“To start with, I will take a hundred days, together with the daily board and the national secretariat, to further explore the current state of the association. The first 60 days are now over.”
“We are talking to the head board of the association, which are the chairmen of all 28 local networks we have. In this phase it is mainly about their impression, experiences and ideas. In return, we share what is up for evaluation from the daily board. The next step consists of inquiring more deeply into what is going on in the local networks, giving chairmen the opportunity to contribute substantively. We will then present our plans for the next three years in February.”
What do you think JM should commit to in any case?
“A number of wishes are already clear from the association, for example in the field of external profiling. We do not have the ambition to become a lobby club, but it is important that the voice of young entrepreneurs becomes a bit louder. And that that voice becomes a trusted voice. Because JM mainly revolves around personal development, we have never paid that much attention to it in the past. Although there has been a change in recent years.”
Why is that important?
“Being the eldest employers association of The Netherlands we have an opportunity to represent the generation entrepreneurs and employers in the age of 25-42 years old. The current lobbyists are often of an older generation than we are. This is sometimes overlooked, although it does have consequences. Social issues that influence the way (residential) care and work between life partners is being devided are essential subjects for our members. JM can help bring this to the attention of the political field of our country.”
“Another goal is in line with what JM was once founded for: successors within family businesses.
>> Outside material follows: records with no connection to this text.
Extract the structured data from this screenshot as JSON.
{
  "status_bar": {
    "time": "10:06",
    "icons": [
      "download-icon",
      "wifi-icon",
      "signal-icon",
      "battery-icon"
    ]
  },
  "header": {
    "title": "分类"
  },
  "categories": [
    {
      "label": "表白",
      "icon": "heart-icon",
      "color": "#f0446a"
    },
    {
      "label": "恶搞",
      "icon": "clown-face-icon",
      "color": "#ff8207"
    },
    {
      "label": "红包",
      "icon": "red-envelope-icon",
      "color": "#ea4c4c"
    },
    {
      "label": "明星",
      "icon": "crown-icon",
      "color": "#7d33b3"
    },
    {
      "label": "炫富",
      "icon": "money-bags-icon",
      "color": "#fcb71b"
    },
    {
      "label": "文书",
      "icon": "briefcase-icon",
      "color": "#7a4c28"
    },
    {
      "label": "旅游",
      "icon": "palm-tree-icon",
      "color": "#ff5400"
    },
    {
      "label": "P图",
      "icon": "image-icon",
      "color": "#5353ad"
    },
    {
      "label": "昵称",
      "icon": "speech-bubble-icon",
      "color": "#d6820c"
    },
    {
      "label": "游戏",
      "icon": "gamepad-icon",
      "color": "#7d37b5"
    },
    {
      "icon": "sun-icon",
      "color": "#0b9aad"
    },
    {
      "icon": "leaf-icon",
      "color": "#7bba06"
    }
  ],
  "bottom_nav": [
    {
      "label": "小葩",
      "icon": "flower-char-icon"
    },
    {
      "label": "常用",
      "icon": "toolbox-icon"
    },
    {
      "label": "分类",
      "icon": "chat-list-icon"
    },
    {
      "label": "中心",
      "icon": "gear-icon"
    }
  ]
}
For example, the business succession scheme (BOR) is currently under discussion politically because of possible disguised donations from one generation to the other. That may indeed be the case for a few – and something has to be done about it – but the majority of family businesses cannot be transferred without the BOR. We need to broaden the context and explain what is at stake for the next generation within family businesses.”
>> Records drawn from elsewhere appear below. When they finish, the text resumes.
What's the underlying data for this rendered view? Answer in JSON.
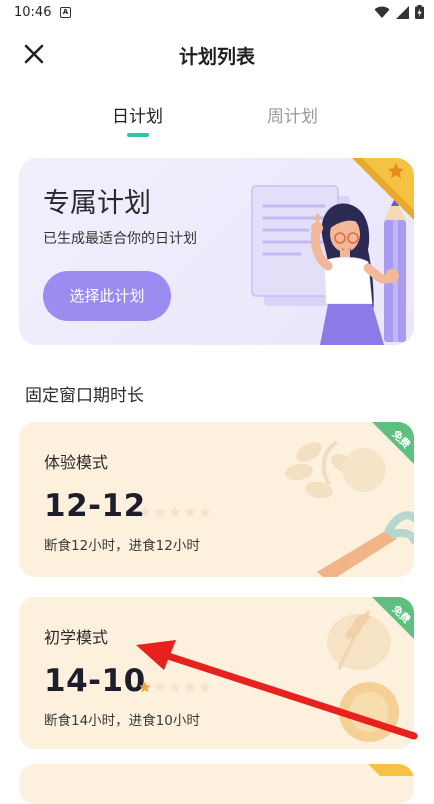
{
  "status_bar": {
    "time": "10:46",
    "notif_letter": "A"
  },
  "header": {
    "title": "计划列表"
  },
  "tabs": [
    {
      "label": "日计划",
      "active": true
    },
    {
      "label": "周计划",
      "active": false
    }
  ],
  "exclusive_plan": {
    "title": "专属计划",
    "subtitle": "已生成最适合你的日计划",
    "button_label": "选择此计划"
  },
  "section_title": "固定窗口期时长",
  "modes": [
    {
      "name": "体验模式",
      "ratio": "12-12",
      "description": "断食12小时，进食12小时",
      "difficulty": 0,
      "max_difficulty": 5,
      "badge": "免费"
    },
    {
      "name": "初学模式",
      "ratio": "14-10",
      "description": "断食14小时，进食10小时",
      "difficulty": 1,
      "max_difficulty": 5,
      "badge": "免费"
    }
  ],
  "colors": {
    "accent": "#2ec4a6",
    "plan_button": "#9b8cf2",
    "mode_card_bg": "#fdf0dc",
    "badge": "#5fbf7f",
    "star_active": "#f2a53a",
    "star_inactive": "#f4e3c8",
    "annotation_arrow": "#e8201e"
  }
}
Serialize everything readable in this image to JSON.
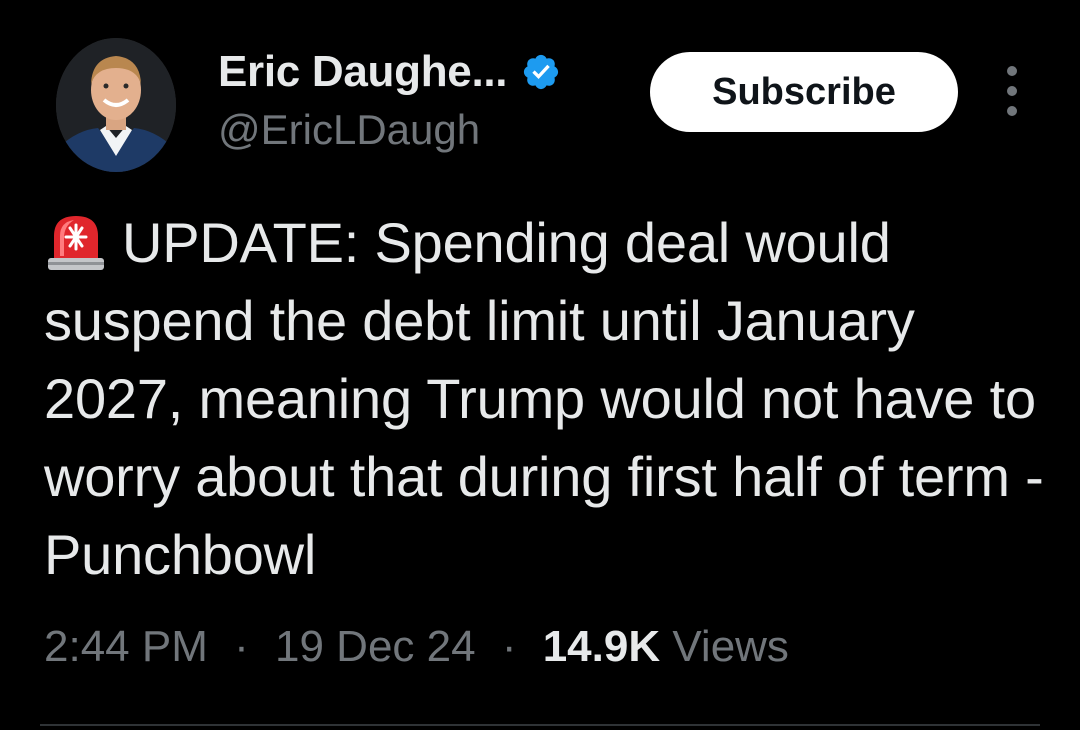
{
  "author": {
    "display_name": "Eric Daughe...",
    "handle": "@EricLDaugh",
    "verified": true
  },
  "actions": {
    "subscribe_label": "Subscribe",
    "more_icon": "more-vertical-icon"
  },
  "tweet": {
    "emoji_icon": "police-siren-icon",
    "text": "UPDATE: Spending deal would suspend the debt limit until January 2027, meaning Trump would not have to worry about that during first half of term - Punchbowl"
  },
  "meta": {
    "time": "2:44 PM",
    "date": "19 Dec 24",
    "separator": "·",
    "views_count": "14.9K",
    "views_label": "Views"
  },
  "colors": {
    "background": "#000000",
    "primary_text": "#e7e9ea",
    "secondary_text": "#71767b",
    "verified_blue": "#1d9bf0",
    "button_bg": "#ffffff",
    "button_text": "#0f1419"
  }
}
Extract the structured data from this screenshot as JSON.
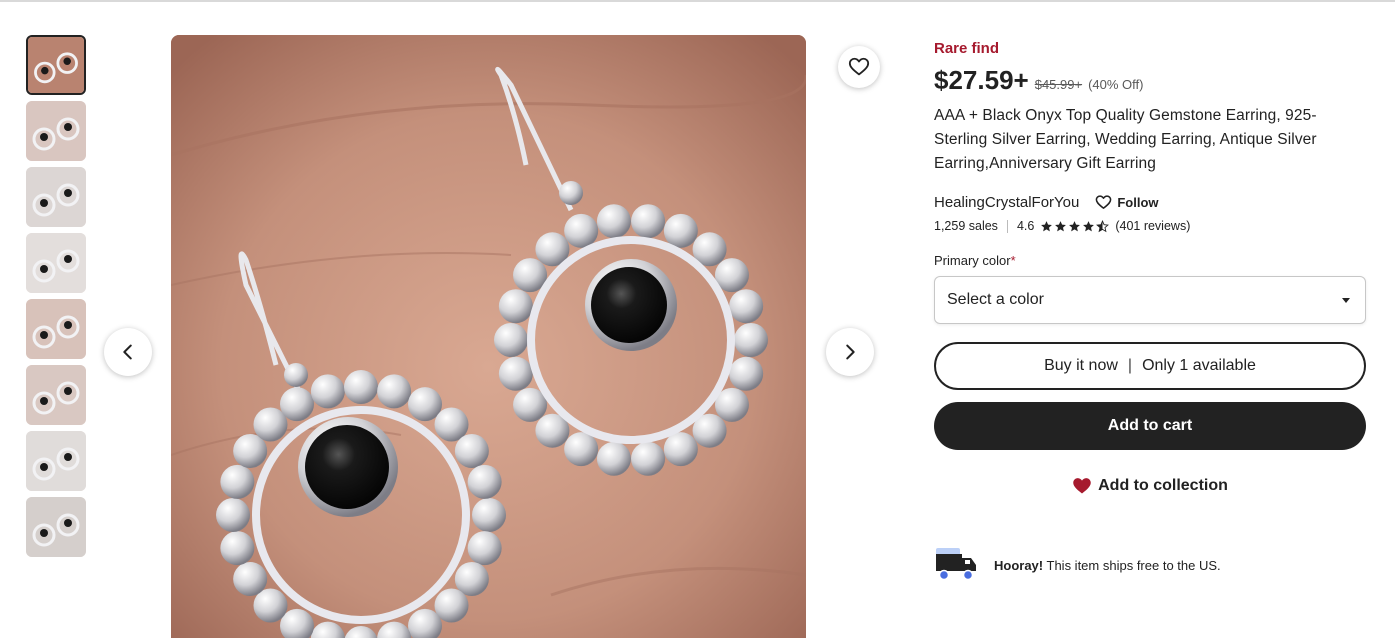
{
  "gallery": {
    "thumbnail_count": 8,
    "active_index": 0
  },
  "product": {
    "badge": "Rare find",
    "price": "$27.59+",
    "original_price": "$45.99+",
    "discount": "(40% Off)",
    "title": "AAA + Black Onyx Top Quality Gemstone Earring, 925-Sterling Silver Earring, Wedding Earring, Antique Silver Earring,Anniversary Gift Earring"
  },
  "seller": {
    "name": "HealingCrystalForYou",
    "follow_label": "Follow",
    "sales": "1,259 sales",
    "rating": "4.6",
    "rating_value": 4.6,
    "reviews": "(401 reviews)"
  },
  "options": {
    "label": "Primary color",
    "required_mark": "*",
    "select_value": "Select a color"
  },
  "actions": {
    "buy_now_label": "Buy it now",
    "buy_now_separator": "|",
    "availability": "Only 1 available",
    "add_to_cart_label": "Add to cart",
    "add_to_collection_label": "Add to collection"
  },
  "shipping": {
    "highlight": "Hooray!",
    "message": "This item ships free to the US."
  },
  "colors": {
    "accent": "#a61a2e",
    "button_dark": "#222222",
    "heart": "#a61a2e",
    "truck_blue": "#4a6ee0"
  },
  "icons": {
    "favorite": "heart-outline-icon",
    "prev": "chevron-left-icon",
    "next": "chevron-right-icon",
    "follow": "heart-outline-icon",
    "dropdown": "caret-down-icon",
    "collection": "heart-filled-icon",
    "shipping": "truck-icon"
  }
}
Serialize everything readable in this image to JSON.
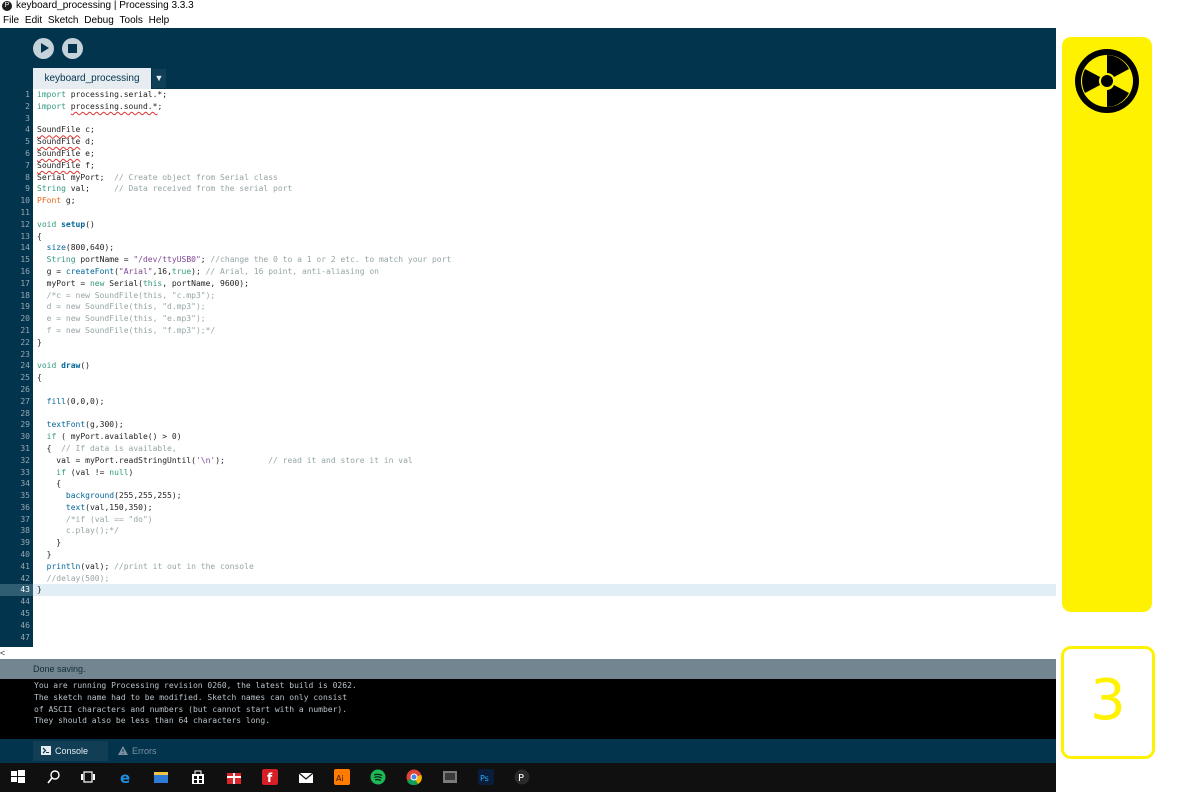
{
  "window": {
    "title": "keyboard_processing | Processing 3.3.3",
    "menu": [
      "File",
      "Edit",
      "Sketch",
      "Debug",
      "Tools",
      "Help"
    ]
  },
  "toolbar": {
    "run": "run",
    "stop": "stop"
  },
  "tab": {
    "label": "keyboard_processing",
    "arrow": "▼"
  },
  "code": [
    "import processing.serial.*;",
    "import processing.sound.*;",
    "",
    "SoundFile c;",
    "SoundFile d;",
    "SoundFile e;",
    "SoundFile f;",
    "Serial myPort;  // Create object from Serial class",
    "String val;     // Data received from the serial port",
    "PFont g;",
    "",
    "void setup()",
    "{",
    "  size(800,640);",
    "  String portName = \"/dev/ttyUSB0\"; //change the 0 to a 1 or 2 etc. to match your port",
    "  g = createFont(\"Arial\",16,true); // Arial, 16 point, anti-aliasing on",
    "  myPort = new Serial(this, portName, 9600);",
    "  /*c = new SoundFile(this, \"c.mp3\");",
    "  d = new SoundFile(this, \"d.mp3\");",
    "  e = new SoundFile(this, \"e.mp3\");",
    "  f = new SoundFile(this, \"f.mp3\");*/",
    "}",
    "",
    "void draw()",
    "{",
    "",
    "  fill(0,0,0);",
    "",
    "  textFont(g,300);",
    "  if ( myPort.available() > 0)",
    "  {  // If data is available,",
    "    val = myPort.readStringUntil('\\n');         // read it and store it in val",
    "    if (val != null)",
    "    {",
    "      background(255,255,255);",
    "      text(val,150,350);",
    "      /*if (val == \"do\")",
    "      c.play();*/",
    "    }",
    "  }",
    "  println(val); //print it out in the console",
    "  //delay(500);",
    "}",
    "",
    "",
    "",
    ""
  ],
  "current_line": 43,
  "hscroll": "<",
  "status": "Done saving.",
  "console": [
    "You are running Processing revision 0260, the latest build is 0262.",
    "The sketch name had to be modified. Sketch names can only consist",
    "of ASCII characters and numbers (but cannot start with a number).",
    "They should also be less than 64 characters long."
  ],
  "bottom_tabs": {
    "console": "Console",
    "errors": "Errors"
  },
  "side_panel": {
    "number": "3"
  },
  "colors": {
    "toolbar_bg": "#02344e",
    "accent_yellow": "#fff200",
    "status_bg": "#738591",
    "console_bg": "#000000"
  },
  "taskbar_icons": [
    "windows-start-icon",
    "search-icon",
    "task-view-icon",
    "edge-icon",
    "file-explorer-icon",
    "store-icon",
    "gift-icon",
    "fritzing-icon",
    "mail-icon",
    "illustrator-icon",
    "spotify-icon",
    "chrome-icon",
    "app-icon",
    "photoshop-icon",
    "processing-icon"
  ]
}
Family businesses are close to your heart.
“Yes, as a successor of a family business, this subject is of course close to me. And don’t forget: family businesses represent half of the employment in the Dutch economy and of the gross national product. If the discussion about the BOR is only conducted on the basis of the judgment about the transferring generation, it will be disadvantageous for many parties.”
Since when have you actually been a member of JM? And why did you become a member?
“I have been a member of the network in Amsterdam since 2016. I was looking for a network of fellow entrepreneurs, because I didn't have people with the same challenges in my social environment at the time. Then I came across the association, online. At first I was a bit hesitant because only a few other manufacturing companies are members, but luckily I just did it.”
What makes JM special to you?
“That actually fits in perfectly with what I was looking for when I became a member, namely other young entrepreneurs and employers. As an entrepreneur, you occasionally run into things that you do not immediately know how to deal with. These are things that you cannot discuss with employees and that you also cannot really share at home at the kitchen table. JM offers the perfect environment to connect and show the vulnerable side that is inextricably linked to the doubts you have as the person carrying the biggest responsibility in a company.”
“Perhaps a good example: there was a phase when I considered working with an external shareholder. I did this mainly because I wanted to learn how to deal with such an external shareholder, but the whole process started to disappoint me. In conversations with fellow JM members I came to the conclusion that I would not do it. The encouragement and the opportunity to discuss it with people who have no interest in your choice, I find that valuable.”